When the company learned of this exhibition history, it tried to find out how the work had left its collection and who the current owner was, but met with roadblocks. Prosecutors in Lake County, Illinois, took the case to a grand jury, but no charges were brought. Eventually, law enforcement informed Abbott that the picture was hanging in Carol Feinberg’s penthouse apartment in Manhattan, and the company lawyer’s approached the collector to recover the work.

Court documents show that both parties sought to keep the work’s title and the artist anonymous, but this information was left unredacted in a June draft of an agreement for ground rules of a settlement talk between Feinberg and a shell company Abbott created for the negotiations. The painting is Maine Flowers or Roses from Hispania (Flowers) (1936-37), an oil-on-board still life by Hartley, which Feinberg and her late husband bought as simply Flowers from Berry-Hill Galleries in 1993 for $351,000 (including tax). Abbott does not appear in the provenance on Feinberg’s invoice.

Abbott Laboratories says Marsden Hartley’s Roses from Hispania (also known as Flowers) was taken from its collection and replaced with a forgery

Neither side knows how or through whom the work first reached Manhattan, but according to Abbott’s court filing, the painting was sold in New York through the Sibelius Corporation, a shell company set up by the Manhattan lawyer Eric R. Kaufman in 1987—the same year Abbott sent it away for conservation. Berry-Hill reproduced Flowers in a 1988 catalogue of American paintings.

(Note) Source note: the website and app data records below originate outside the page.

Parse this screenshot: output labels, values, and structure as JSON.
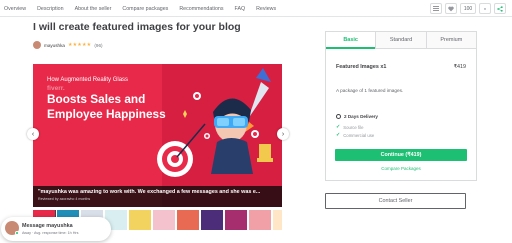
{
  "nav": {
    "links": [
      "Overview",
      "Description",
      "About the seller",
      "Compare packages",
      "Recommendations",
      "FAQ",
      "Reviews"
    ],
    "like_count": "100"
  },
  "gig": {
    "title": "I will create featured images for your blog",
    "seller_name": "mayushka",
    "stars": "★★★★★",
    "rating_count": "(96)"
  },
  "gallery": {
    "line1": "How Augmented Reality Glass",
    "watermark": "fiverr.",
    "line2": "Boosts Sales and",
    "line3": "Employee Happiness",
    "review_quote": "\"mayushka was amazing to work with. We exchanged a few messages and she was e...",
    "review_sub": "Reviewed by azoravho 4 months",
    "prev_icon": "‹",
    "next_icon": "›"
  },
  "thumbnails": {
    "colors": [
      "#e8294a",
      "#1f8fb8",
      "#d9dfe8",
      "#d8eef0",
      "#f2d35f",
      "#f3c2cd",
      "#e86a53",
      "#4c2d7a",
      "#a62d6e",
      "#f2a0a8",
      "#ffe6c7"
    ]
  },
  "package": {
    "tabs": [
      "Basic",
      "Standard",
      "Premium"
    ],
    "name": "Featured Images x1",
    "price": "₹419",
    "description": "A package of 1 featured images.",
    "delivery": "2 Days Delivery",
    "features": [
      "Source file",
      "Commercial use"
    ],
    "continue_label": "Continue (₹419)",
    "compare_label": "Compare Packages"
  },
  "contact": {
    "label": "Contact Seller"
  },
  "chat": {
    "title": "Message mayushka",
    "status": "Away · Avg. response time: 1h Hrs"
  },
  "colors": {
    "accent": "#1dbf73",
    "banner": "#e8294a",
    "star": "#ffb33e"
  }
}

The gallery filed for bankruptcy in 2005 (emerging in 2007) and has struggled since then.

While the parties were scheduling settlement negotiations, Feinberg’s lawyers surprised Abbott by suing in Illinois for a declaratory judgment to confirm her ownership of the work, asking at least $100,000 in damages for Abbott’s “slander of title”. Abbott called the move “racing to the courtroom” but filed its own suit in New York for the return of the work in September. The two sides were duelling through the courts in both states until December, when an Illinois judge ruled to transfer Feinberg’s case to New York.

Feinberg’s lawyers frame the dispute as a mega-corporation harassing “a little old lady” for fear of appearing to its stockholders as having neglected its art collection, a valuable asset. John Cahill, one of Feinberg’s lawyers who has since withdrawn from the case as he takes up a post as chief commercial officer at Sotheby’s, urged Abbott to “understand that our client is not a thief and did not deal with any thieves. She and her husband bought the painting in good faith from a high-end gallery off Fifth Avenue, paid the retail value, and never hid the ownership of the painting. To the contrary, she allowed it to be publicly exhibited and widely publicised.” Cahill added that the company should look for the actual wrongdoers “to seek recompense from them and not to pursue our innocent client as she tries to pass peaceably through the gloaming of her life”.

If the case goes to trial, testimony from a long list of witnesses could fill in the gaps of the painting’s history.

Meanwhile, another painting owned by Abbott, La Boite a Chapeau Polychrome by Fernand Léger (1943), is on the FBI’s National Stolen Art File. Bought by the firm in 1944, the Léger, like the Hartley, seems to have left Abbott’s possession in the late 1980s. It passed through the Louise Leiris Gallery in Paris and Waddington Gallery in London, eventually failing to sell at Christie’s in New York (1991) and London (1994). It is believed to be in Europe today. Police documents detail searches from 2004 to 2007 with French authorities and Interpol for the Léger and other works in Abbott’s collection that were replaced by forgeries. But European statutes of limitation make those works untouchable now.

The bigger question remains how fakes ended up in Abbot’s collection, and the original works resold on the market. If the company and law enforcement are right and the works were switched during conservation, the operation suggests a knowledge of the art world.

Appeared in The Art Newspaper, 309 February 2019